Opinion: Everyday should be #WorldMentalHealthDay

Matt Poe

I’ve never understood those dates on calendars like “National Hot Dog Day” or “National Taco Day,” etc. You’ll see these so-called “recognition” days, and many more trending on social media, on your calendar right next to that paper you’ve been putting off for weeks.

The good folks at “The Dan Patrick Show” brought this idea up the other day that most of these are just marketing ploys to entice people to buy more of something, or to make an occasion to go out for something they often do regularly. I don’t need a specified day to want to eat a taco or play with a dog. That’s every day, as far as I’m concerned.

That being said, I came across one of those days of recognition this past Monday as I scrolled through Twitter, pondering my next insanely clever tweet and looking for the next article to kill five minutes. The top trending search for the afternoon, and most of the day, was #WorldMentalHealthDay, a hashtag used to (say it with me now, class) bring awareness to those who struggle with mental health illnesses and issues around the world. Our two presidential candidates are currently struggling with them, as evident by the recent debates — ( I kid).

Only then did I scroll through some of the searched tweets to find an incredible outpour of support and positive messages for the people who struggle so mightily with illnesses that we still may not understand, on both a social and medical level.
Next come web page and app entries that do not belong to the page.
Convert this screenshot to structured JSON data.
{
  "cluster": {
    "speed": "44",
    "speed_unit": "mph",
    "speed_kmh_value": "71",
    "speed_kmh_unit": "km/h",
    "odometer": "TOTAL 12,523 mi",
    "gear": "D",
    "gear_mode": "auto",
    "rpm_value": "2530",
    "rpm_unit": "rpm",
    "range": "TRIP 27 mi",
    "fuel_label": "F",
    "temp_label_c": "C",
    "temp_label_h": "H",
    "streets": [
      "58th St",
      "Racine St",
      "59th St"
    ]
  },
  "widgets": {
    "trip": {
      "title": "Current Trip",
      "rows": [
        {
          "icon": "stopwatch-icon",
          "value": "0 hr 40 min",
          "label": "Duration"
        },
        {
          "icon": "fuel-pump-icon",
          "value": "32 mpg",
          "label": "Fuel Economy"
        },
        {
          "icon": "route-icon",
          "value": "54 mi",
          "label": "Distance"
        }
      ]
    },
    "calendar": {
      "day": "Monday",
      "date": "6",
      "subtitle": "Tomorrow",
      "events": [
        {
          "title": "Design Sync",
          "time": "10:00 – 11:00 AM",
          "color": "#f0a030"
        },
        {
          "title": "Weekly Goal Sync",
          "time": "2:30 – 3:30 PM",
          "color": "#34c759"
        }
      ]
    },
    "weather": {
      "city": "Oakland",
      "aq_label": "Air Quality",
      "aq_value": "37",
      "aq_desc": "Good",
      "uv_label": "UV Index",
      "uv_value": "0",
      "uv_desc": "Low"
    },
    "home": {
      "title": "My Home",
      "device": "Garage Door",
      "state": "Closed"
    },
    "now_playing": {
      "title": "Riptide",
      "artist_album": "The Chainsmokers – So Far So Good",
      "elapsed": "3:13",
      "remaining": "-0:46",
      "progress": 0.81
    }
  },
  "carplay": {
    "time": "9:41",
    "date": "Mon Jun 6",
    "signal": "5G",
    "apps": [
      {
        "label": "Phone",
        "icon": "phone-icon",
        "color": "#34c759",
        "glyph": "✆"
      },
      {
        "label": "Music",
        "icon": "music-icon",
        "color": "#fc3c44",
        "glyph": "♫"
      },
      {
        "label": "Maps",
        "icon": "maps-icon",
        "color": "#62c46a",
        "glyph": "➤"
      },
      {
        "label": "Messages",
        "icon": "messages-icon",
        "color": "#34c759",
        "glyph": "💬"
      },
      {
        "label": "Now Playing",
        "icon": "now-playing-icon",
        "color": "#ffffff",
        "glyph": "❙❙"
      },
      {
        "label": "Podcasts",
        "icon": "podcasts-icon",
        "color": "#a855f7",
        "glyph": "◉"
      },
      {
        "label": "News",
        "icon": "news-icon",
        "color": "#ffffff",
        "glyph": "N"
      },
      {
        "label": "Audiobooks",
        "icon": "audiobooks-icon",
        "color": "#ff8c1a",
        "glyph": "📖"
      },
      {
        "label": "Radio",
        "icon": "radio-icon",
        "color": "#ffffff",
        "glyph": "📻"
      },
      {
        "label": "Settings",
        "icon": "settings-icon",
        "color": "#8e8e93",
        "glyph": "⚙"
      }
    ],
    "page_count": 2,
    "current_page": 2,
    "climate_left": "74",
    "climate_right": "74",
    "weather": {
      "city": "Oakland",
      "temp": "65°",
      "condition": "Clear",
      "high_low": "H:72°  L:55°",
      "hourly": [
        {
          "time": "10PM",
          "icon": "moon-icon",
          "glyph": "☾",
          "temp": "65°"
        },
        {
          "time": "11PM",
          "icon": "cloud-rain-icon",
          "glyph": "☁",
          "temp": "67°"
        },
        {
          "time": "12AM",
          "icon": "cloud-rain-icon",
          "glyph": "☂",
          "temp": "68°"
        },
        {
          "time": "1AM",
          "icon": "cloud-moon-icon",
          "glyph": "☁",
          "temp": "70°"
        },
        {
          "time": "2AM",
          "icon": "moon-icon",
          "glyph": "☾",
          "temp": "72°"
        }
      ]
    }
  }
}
As ugly as social media can be, it was a beautiful thing to see: Strangers giving their unconditional support to others in the hope that maybe their message is all that person needs. Much of it was written in clichés — but hey, much of life is filled with clichés as well.

Mental health illnesses and all that encompasses them is something we can talk about for endless hours. I could fill this column with dozens of statistics about how many people struggle with some type of anxiety, depression, addiction or disorder. Those numbers could begin to form some type of picture about the real epidemic that plagues so many people in this country and around the world.

Instead, I’m not going to go that route. I want to keep this short and hopefully impactful.

Like a lot of issues, statistics only allow us to understand numbers. But the estimated 450 million people around the world are not just some statistic to quantify who suffers from what. They’re friends, mothers, fathers, brothers, sisters, co-workers, customers and so many other proper and improper titles we give ourselves.

Every person you will ever meet has struggled or knows someone who struggled with mental illness. There’s a chance you struggle from one and don’t even know it. I say to hell with statistics on those two because it’s practically guaranteed.

So instead of asking you to donate or look up statistics or anything else like that, I am asking something of you that is both free and invaluable: the ability to listen to others. Too often (as evident, again, by the presidential debates) we don’t listen to what somebody is saying; we simply wait for our turn to speak and reply. Don’t do this.

St. Francis of Assisi once said that “While you are proclaiming peace with your lips, be careful to have it even more fully in your heart.” In other words, listen intently to those who share their struggles with you. Seek to understand them and help eliminate the stigma of mental health that continues to plague millions. We shouldn’t need a dumb hashtag to raise awareness about this matter, but I’m glad there is one to remind us not to forget about those who silently suffer.

If anything, it serves as a good starting point.

Matt Poe is a columnist, contact him at [email protected]